>>Makes no differency. Any mixin classes would still subclass
>>System.Object or one of its subclasses at the top of a diamond
>>inheritance pattern, meaning that the instantiation of any class that
>>uses mixins has multiple routes back up the tree to the "root"

No not necessarily. If it has CLR support, then as a construct (note, not a class construct) then there's absolutely no reason why it has to inherit from root, or be instantiattable.

One wouldn't reasonably apply your agument to the Interface construct, so there's no reason why a mix-in  can't work in a similar fashion. And working thus, if mixins can only inherit from interfaces and other mixins there's no danger of a mixin presenting a full type or introducing a conflict.

>>Inheritance hierarchies should be strictly directed and acyclical. This
>>is why multiple inheritance is disallowed.

Firstly, a mix-in doesn't impact your agument here, as mix-ins can't be instantiated, they are simply for code reuse of interface implementations (or parts thereof).

Secondly, in your opinion class hierarchies should be strictly directed and acyclical... this is not a rule of law, but a matter of taste and prefered coding practice.

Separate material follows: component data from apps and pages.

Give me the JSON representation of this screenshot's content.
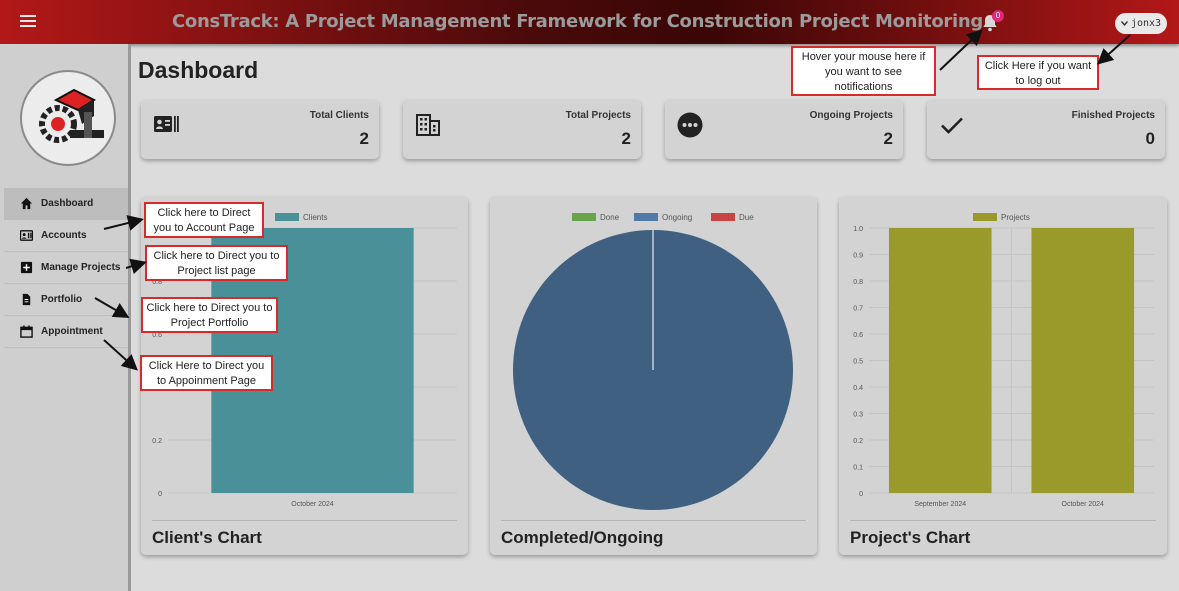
{
  "header": {
    "title": "ConsTrack: A Project Management Framework for Construction Project Monitoring",
    "notification_count": "0",
    "username": "jonx3",
    "menu_icon": "menu-icon",
    "bell_icon": "bell-icon",
    "user_caret_icon": "chevron-down-icon"
  },
  "sidebar": {
    "logo": "constrack-logo",
    "items": [
      {
        "label": "Dashboard",
        "icon": "home-icon",
        "active": true
      },
      {
        "label": "Accounts",
        "icon": "id-card-icon"
      },
      {
        "label": "Manage Projects",
        "icon": "plus-box-icon"
      },
      {
        "label": "Portfolio",
        "icon": "document-icon"
      },
      {
        "label": "Appointment",
        "icon": "calendar-icon"
      }
    ]
  },
  "page": {
    "title": "Dashboard"
  },
  "stats": [
    {
      "label": "Total Clients",
      "value": "2",
      "icon": "id-card-icon"
    },
    {
      "label": "Total Projects",
      "value": "2",
      "icon": "building-icon"
    },
    {
      "label": "Ongoing Projects",
      "value": "2",
      "icon": "more-dots-icon"
    },
    {
      "label": "Finished Projects",
      "value": "0",
      "icon": "check-icon"
    }
  ],
  "panels": {
    "clients": {
      "title": "Client's Chart"
    },
    "status": {
      "title": "Completed/Ongoing"
    },
    "projects": {
      "title": "Project's Chart"
    }
  },
  "annotations": {
    "notifications": "Hover your mouse here if you want to see notifications",
    "logout": "Click Here if you want to log out",
    "accounts": "Click here to Direct you to Account Page",
    "projects": "Click here to Direct you to Project list page",
    "portfolio": "Click here to Direct you to Project Portfolio",
    "appointment": "Click Here to Direct you to Appoinment Page"
  },
  "colors": {
    "clients_bar": "#4a9099",
    "projects_bar": "#999a2a",
    "pie_ongoing": "#3f6080",
    "legend_done": "#69a34a",
    "legend_ongoing": "#5079a8",
    "legend_due": "#c84444"
  },
  "chart_data": [
    {
      "type": "bar",
      "categories": [
        "October 2024"
      ],
      "series": [
        {
          "name": "Clients",
          "values": [
            1
          ]
        }
      ],
      "yticks": [
        "0",
        "0.2",
        "0.4",
        "0.6",
        "0.8",
        "1.0"
      ],
      "ylim": [
        0,
        1
      ]
    },
    {
      "type": "pie",
      "labels": [
        "Done",
        "Ongoing",
        "Due"
      ],
      "values": [
        0,
        2,
        0
      ]
    },
    {
      "type": "bar",
      "categories": [
        "September 2024",
        "October 2024"
      ],
      "series": [
        {
          "name": "Projects",
          "values": [
            1,
            1
          ]
        }
      ],
      "yticks": [
        "0",
        "0.1",
        "0.2",
        "0.3",
        "0.4",
        "0.5",
        "0.6",
        "0.7",
        "0.8",
        "0.9",
        "1.0"
      ],
      "ylim": [
        0,
        1
      ]
    }
  ]
}
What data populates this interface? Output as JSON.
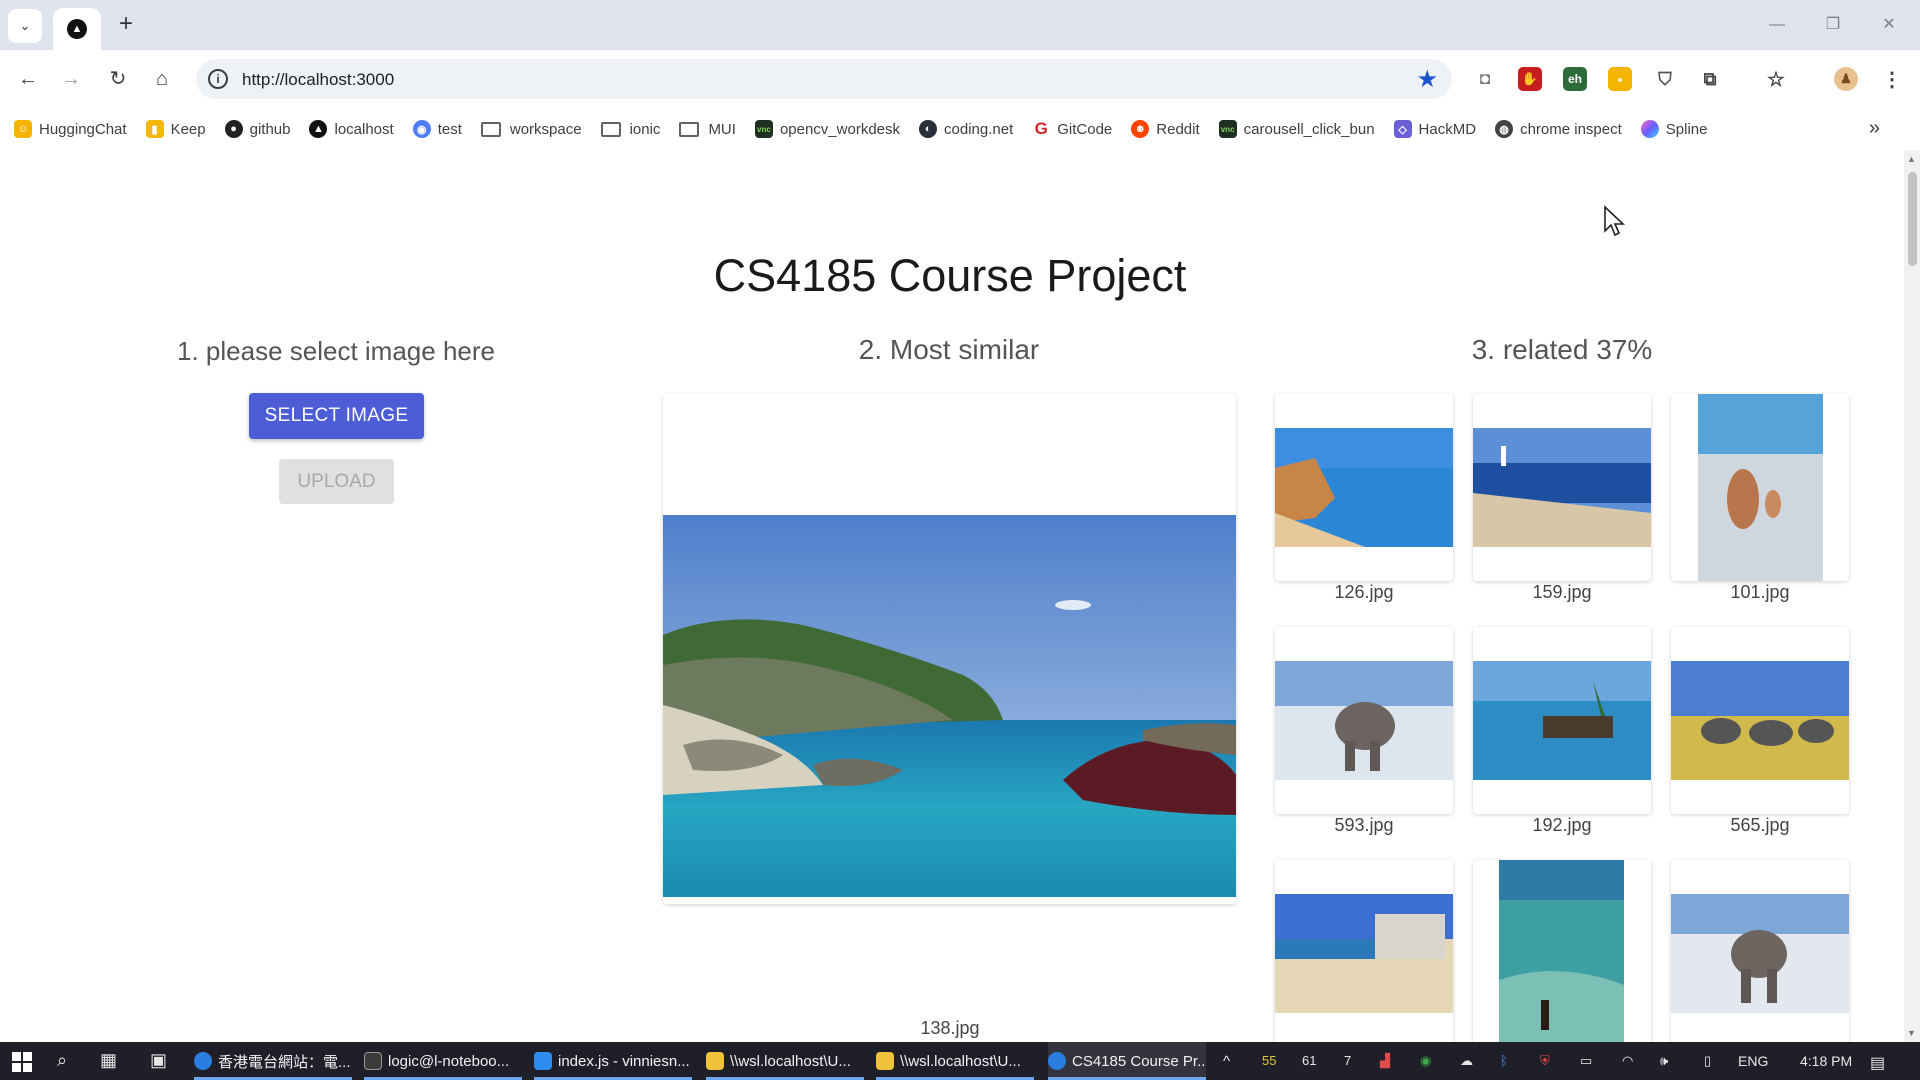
{
  "browser": {
    "new_tab_label": "+",
    "window_controls": {
      "minimize": "—",
      "restore": "❐",
      "close": "✕"
    },
    "url": "http://localhost:3000",
    "bookmarks": [
      {
        "label": "HuggingChat",
        "icon": "huggingface-icon",
        "color": "#f5b400"
      },
      {
        "label": "Keep",
        "icon": "keep-icon",
        "color": "#f6b70b"
      },
      {
        "label": "github",
        "icon": "github-icon",
        "color": "#222222"
      },
      {
        "label": "localhost",
        "icon": "next-icon",
        "color": "#111111"
      },
      {
        "label": "test",
        "icon": "radio-icon",
        "color": "#4f7cf7"
      },
      {
        "label": "workspace",
        "icon": "folder-icon",
        "color": ""
      },
      {
        "label": "ionic",
        "icon": "folder-icon",
        "color": ""
      },
      {
        "label": "MUI",
        "icon": "folder-icon",
        "color": ""
      },
      {
        "label": "opencv_workdesk",
        "icon": "vnc-icon",
        "color": "#1f2f1f"
      },
      {
        "label": "coding.net",
        "icon": "coding-icon",
        "color": "#2a2d3a"
      },
      {
        "label": "GitCode",
        "icon": "gitcode-icon",
        "color": "#d8252d"
      },
      {
        "label": "Reddit",
        "icon": "reddit-icon",
        "color": "#ff4500"
      },
      {
        "label": "carousell_click_bun",
        "icon": "vnc-icon",
        "color": "#1f2f1f"
      },
      {
        "label": "HackMD",
        "icon": "hackmd-icon",
        "color": "#6b5fd6"
      },
      {
        "label": "chrome inspect",
        "icon": "globe-icon",
        "color": "#444444"
      },
      {
        "label": "Spline",
        "icon": "spline-icon",
        "color": "#8a5cf6"
      }
    ],
    "bookmarks_more": "»"
  },
  "page": {
    "title": "CS4185 Course Project",
    "section1_heading": "1. please select image here",
    "select_button": "SELECT IMAGE",
    "upload_button": "UPLOAD",
    "section2_heading": "2. Most similar",
    "most_similar_caption": "138.jpg",
    "section3_heading": "3. related 37%",
    "related": [
      {
        "file": "126.jpg",
        "subject": "beach-cliff"
      },
      {
        "file": "159.jpg",
        "subject": "beach-lighthouse"
      },
      {
        "file": "101.jpg",
        "subject": "beach-people"
      },
      {
        "file": "593.jpg",
        "subject": "elephant"
      },
      {
        "file": "192.jpg",
        "subject": "beach-hut"
      },
      {
        "file": "565.jpg",
        "subject": "elephant-herd"
      },
      {
        "file": "",
        "subject": "beach-hotels"
      },
      {
        "file": "",
        "subject": "sea-person"
      },
      {
        "file": "",
        "subject": "elephant"
      }
    ]
  },
  "taskbar": {
    "apps": [
      {
        "label": "香港電台網站：電...",
        "color": "#2a7de1"
      },
      {
        "label": "logic@l-noteboo...",
        "color": "#3b3b3b"
      },
      {
        "label": "index.js - vinniesn...",
        "color": "#2d8cf0"
      },
      {
        "label": "\\\\wsl.localhost\\U...",
        "color": "#f0c23a"
      },
      {
        "label": "\\\\wsl.localhost\\U...",
        "color": "#f0c23a"
      },
      {
        "label": "CS4185 Course Pr...",
        "color": "#2a7de1"
      }
    ],
    "tray_numbers": [
      "55",
      "61",
      "7"
    ],
    "language": "ENG",
    "time": "4:18 PM"
  }
}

I personaly think multiple inheritence poorly serves when used gratuitously, but I'm a mature developer and I'll darn well make up my own mind as to how I model. I'll not be patronised by those who would corral me like an errant kid by a parent who knows best. Especially by those who'll simply post purist theory without answering real situational questions posed... still waiting for examples as to exactly why mixins pose such a danger.

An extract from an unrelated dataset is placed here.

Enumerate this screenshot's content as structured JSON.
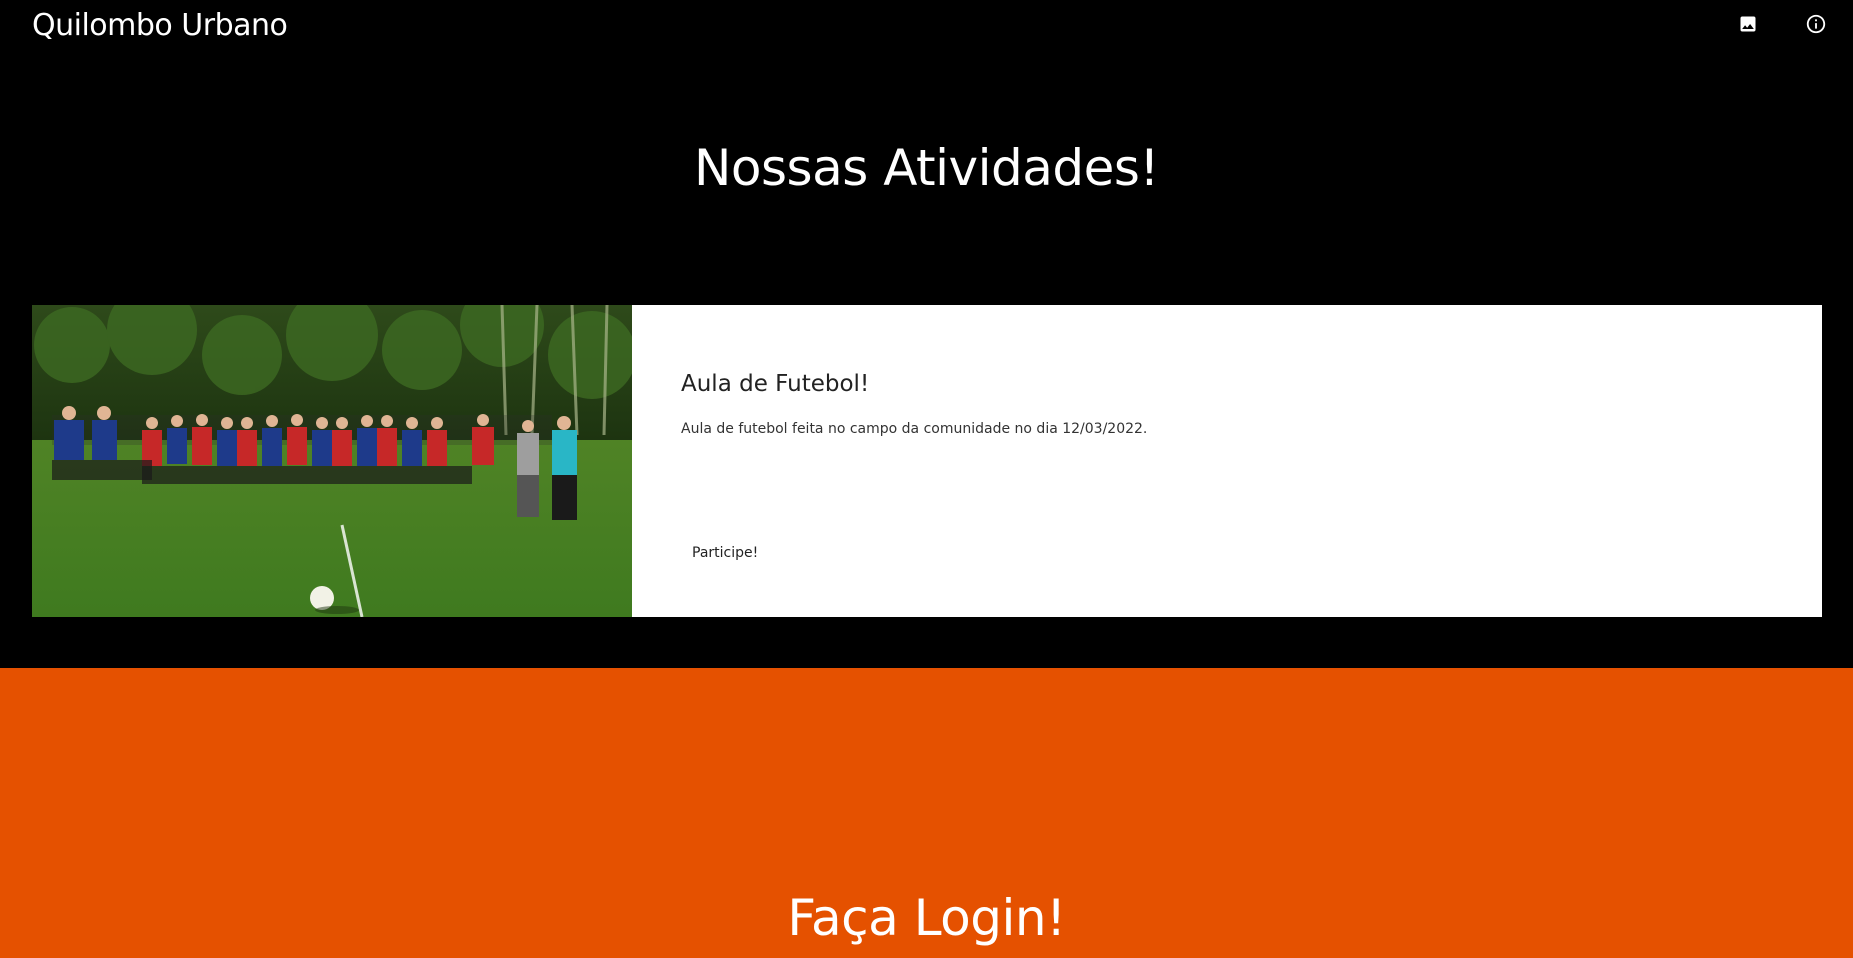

Thirdly, OO is one model of development, not the only, and definately not always the most suitable for a given task. In the real world OO principles are used to a greater or lesser degree, alongside functional, and procedural principles, depending on the project (the project I've most recently finished, and am currently testing is an inference engine that has precious little to do with OO).

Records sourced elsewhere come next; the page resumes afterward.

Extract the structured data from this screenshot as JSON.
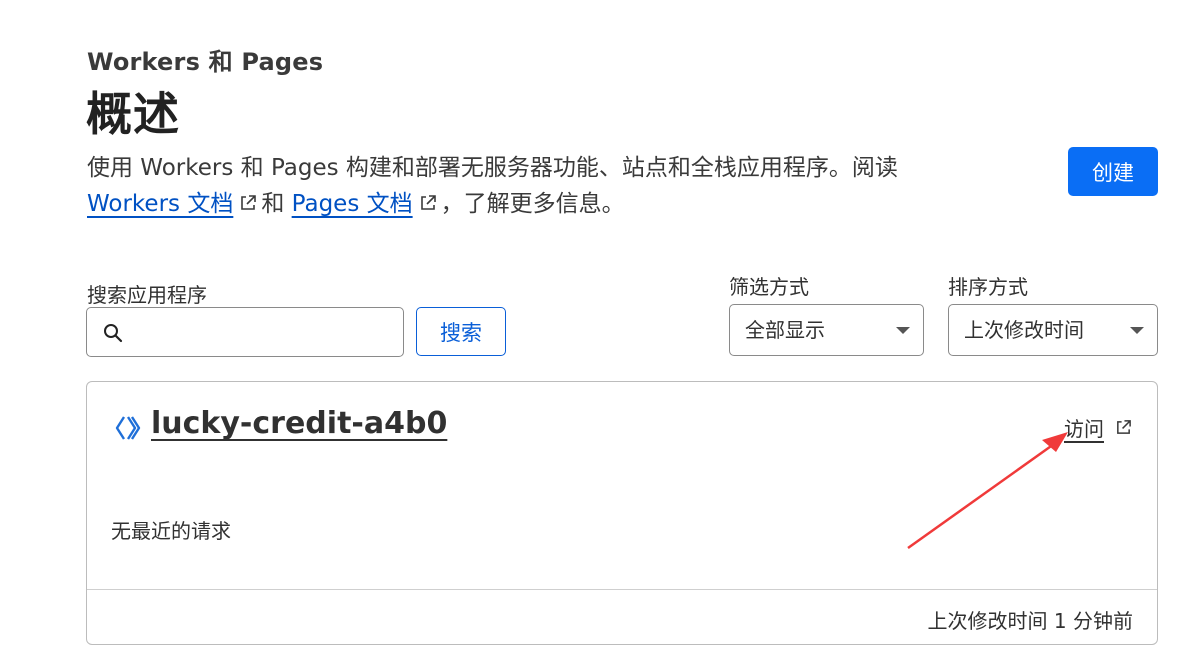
{
  "header": {
    "breadcrumb": "Workers 和 Pages",
    "title": "概述"
  },
  "description": {
    "text_before": "使用 Workers 和 Pages 构建和部署无服务器功能、站点和全栈应用程序。阅读 ",
    "workers_docs_link": "Workers 文档",
    "conjunction": "和",
    "pages_docs_link": "Pages 文档",
    "text_after": "，了解更多信息。"
  },
  "create_button": "创建",
  "search": {
    "label": "搜索应用程序",
    "value": "",
    "placeholder": "",
    "button": "搜索"
  },
  "filter": {
    "label": "筛选方式",
    "selected": "全部显示"
  },
  "sort": {
    "label": "排序方式",
    "selected": "上次修改时间"
  },
  "worker_card": {
    "name": "lucky-credit-a4b0",
    "visit_label": "访问",
    "requests_status": "无最近的请求",
    "last_modified": "上次修改时间 1 分钟前"
  },
  "colors": {
    "accent_blue": "#0a6ef5",
    "link_blue": "#0051c3",
    "annotation_arrow": "#f03a3a"
  }
}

CLR *claims* (and I tend to lend weight to it's claim) to promote as much language agnosis as possible... C# may well be agressively OO, but that doesn't mean that Python.NET or Ruby.NET must be, and it certainly doesn't mean that Haskell.NET, or (more to my recent interest) Mercury should forsake their own paradigms for "Object Orientation According to Dummies".

This isn't a side issue for .NET (and therefore Mono), but is in fact a core issue. The strongest critisisms against the .NET strategy have been that it isn't language agnostic, and indeed is a charade of language skinning (which clearly isn't the case if one looks at ho Haskell has worked the issue)... but to turn around and say there is the one annointed way of OO, and all languages shall adhere is a good way to reduce .NET to the same scope as Java... a rather limited scope I might add, as there are many things OO is really rather poor at.

**Some langauges that are implimented in .NET wont even be OO languages** And some will have a very different take on what OO is, some not even using the same terminology.


>>Mixins are not interfaces, I know that. What I am saying is, interfaces
>>are what mixins should be.

Which is to totally miss the purpose of mix-ins.

The rest of this discussion can be continued off list if you so wish, as it's starting to get tangental to the core interest of the list, and after reading your original posts I think could have been nipped in the bud by you simply saying you hadn't understood what mixins where.

If you wish to continue the dialogue off-list you can start by letting me know if you're a CS student, or actualy work as a developer.